Timothy Jerome Chambers is a life-long artist, having grown up amidst the scents and beautiful paintings in his father’s studio. Exhibiting a passion for drawing from the start, he was trained by his dad (William Chambers) and later with other exemplary artists Cedric Egeli, Joanette Hoffman Egeli, and Richard Lack, each part of a great heritage of American master painters. Solid draftsmanship established him among the world’s best portraitists, and his foray into Impressionism with Henry Hensche sets his colorful landscapes and portraits apart from the crowd. Few artists are able to marry color and draftsmanship in such a passionate embrace.
Yet it the real test of Tim’s devotion was when he was diagnosed with Usher Syndrome, a disease that has resulted in Tim being legally deaf and blind (read more here). This disability has not diminished his potential but enhanced it. Tim has discovered that art is more than sight; it is heart. “I find that the unseen is more powerful than what is seen. Before I painted merely what I saw. Now I judge my work by whether it transcends the soul, evoking the human spirit. We are all striving. Did my painting give you a glimmer of hope and joy ahead?”
Tim believes that beyond talent, there are two main ingredients evident in a great work of art: skill of application and joy of vision. Convinced that the former without the latter leaves a canvas void of purpose and impact, Tim puts his heart, mind, and hands into his work. As an art juror said of Tim’s work: “This artist sees the world beautifully.”
My mission is twofold. One is outward, one introspective, as I believe I only have something to say if I have an idea of who I am. So I am ever editing my paradigm to pare off the excess, leaving only the essential. At this point, I see the greatest need is friendship. I like the African proverb, “If you want to go fast, go alone. If you want to go far, go together.” My value isn’t in being fast, or being different (although I am unique, just like everyone else!), but being a faithful companion. One of my favorite verses is, “I will never leave you nor forsake you.” In other words, “I’ll always be your companion and friend.” That is a good essence to be.
How does this affect my art? It shifted my purpose from self-expression (read: self-importance) to encouragement and awareness. It also shifted me from living in the future (read: goals!) to the present. To be here and now.

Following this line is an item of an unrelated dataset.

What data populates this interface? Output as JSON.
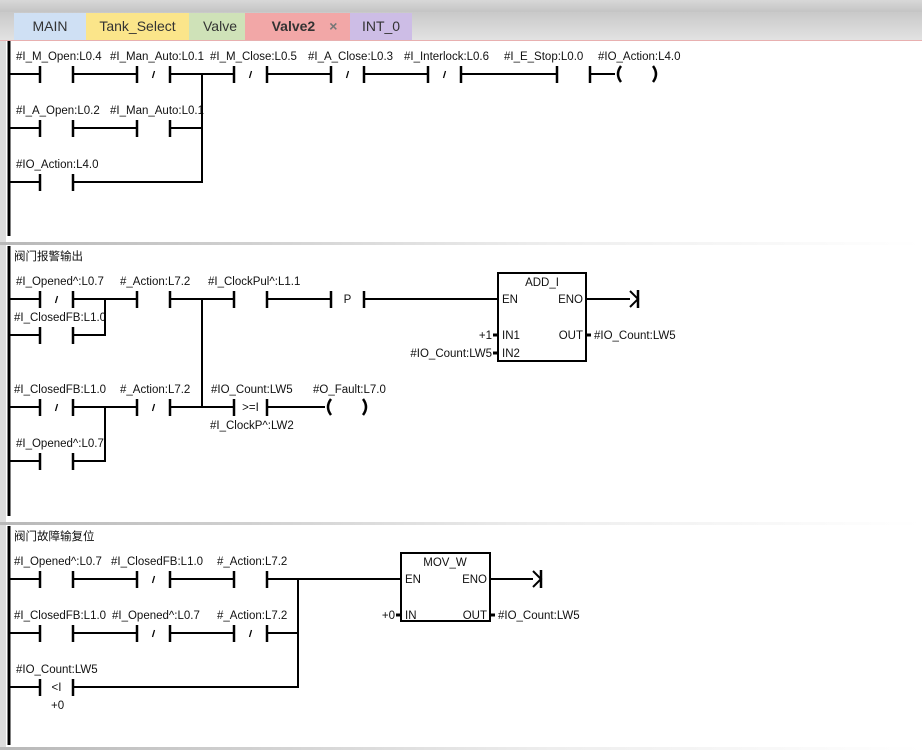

Recently, I was taken by surprise by something that I had assumed was universal: I thought everyone got inspired by the beauty around us. Every morning, when I see the play of light upon the land, the trees, buildings, I can’t help but smile and be inspired to respond. At those moments, looking past the rush of life and tyranny of the urgent, I am reminded that life is beautiful, rich with hope eternal.
Surprisingly, when I asked others if they felt the same way, I heard a flat “No, not really. I hadn’t noticed.” Answers reflecting a void, unaware they had missed a grand event. Life has a way of doing that- of getting us caught up in the routine, missing the glorious. I have begun to see that it is true what my art predecessors Robert Henri and Charles Hawthorne have noted- that it’s the artist’s task to show the world the beauty in the mundane.
My lack of sight (10% of yours) and hearing (20% of yours) means I am at once focused and oblivious. I see and hear a fraction of what you do, but man, I am locked in. There’s not a lot of distraction, and so I tend to ruminate on what I take in. What seems to really matter, then, are two entities: us and our Maker and how the two relate. God is alright; but you and me? We need friendship on the journey to figuring out our half. Painting is my way to encourage you.